Street Literature of the Long Nineteenth Century: Producers, Sellers, Consumers now available from Cambridge Scholars Publishing

9781443894999
Hardback, pp387, £64.99 / $109.95

Cambridge Scholars Publishing is pleased to announce the publication of Street Literature of the Long Nineteenth Century: Producers, Sellers, Consumers, edited by David Atkinson and Steve Roud.

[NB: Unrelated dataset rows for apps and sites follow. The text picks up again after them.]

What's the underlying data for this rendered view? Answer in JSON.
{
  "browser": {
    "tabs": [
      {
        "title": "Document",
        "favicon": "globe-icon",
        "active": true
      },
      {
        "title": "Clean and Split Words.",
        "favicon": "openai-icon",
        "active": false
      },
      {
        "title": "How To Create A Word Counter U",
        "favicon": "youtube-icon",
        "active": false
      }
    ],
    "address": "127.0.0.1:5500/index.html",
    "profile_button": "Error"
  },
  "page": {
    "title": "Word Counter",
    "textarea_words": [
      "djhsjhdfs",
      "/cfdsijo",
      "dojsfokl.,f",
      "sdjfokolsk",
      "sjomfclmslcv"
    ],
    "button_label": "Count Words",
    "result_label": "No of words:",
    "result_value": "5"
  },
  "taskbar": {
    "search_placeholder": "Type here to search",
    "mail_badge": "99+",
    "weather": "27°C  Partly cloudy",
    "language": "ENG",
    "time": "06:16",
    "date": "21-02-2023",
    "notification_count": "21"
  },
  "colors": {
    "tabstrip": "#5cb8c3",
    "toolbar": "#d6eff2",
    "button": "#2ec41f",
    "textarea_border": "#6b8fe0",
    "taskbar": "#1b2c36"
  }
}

For centuries, street literature was the main cheap reading material of the working classes: broadsides, chapbooks, songsters, prints, engravings, and other forms of print produced specifically to suit their taste and cheap enough for even the poor to buy. Street literature long held its own by catering directly for the ordinary people, at a price they could afford, but, by the end of the Victorian era, it was in terminal decline and was rapidly being replaced by a host of new printed materials in the shape of cheap newspapers and magazines, penny dreadful novels, music hall songbooks, and so on, all aimed squarely at the burgeoning mass market. Continue reading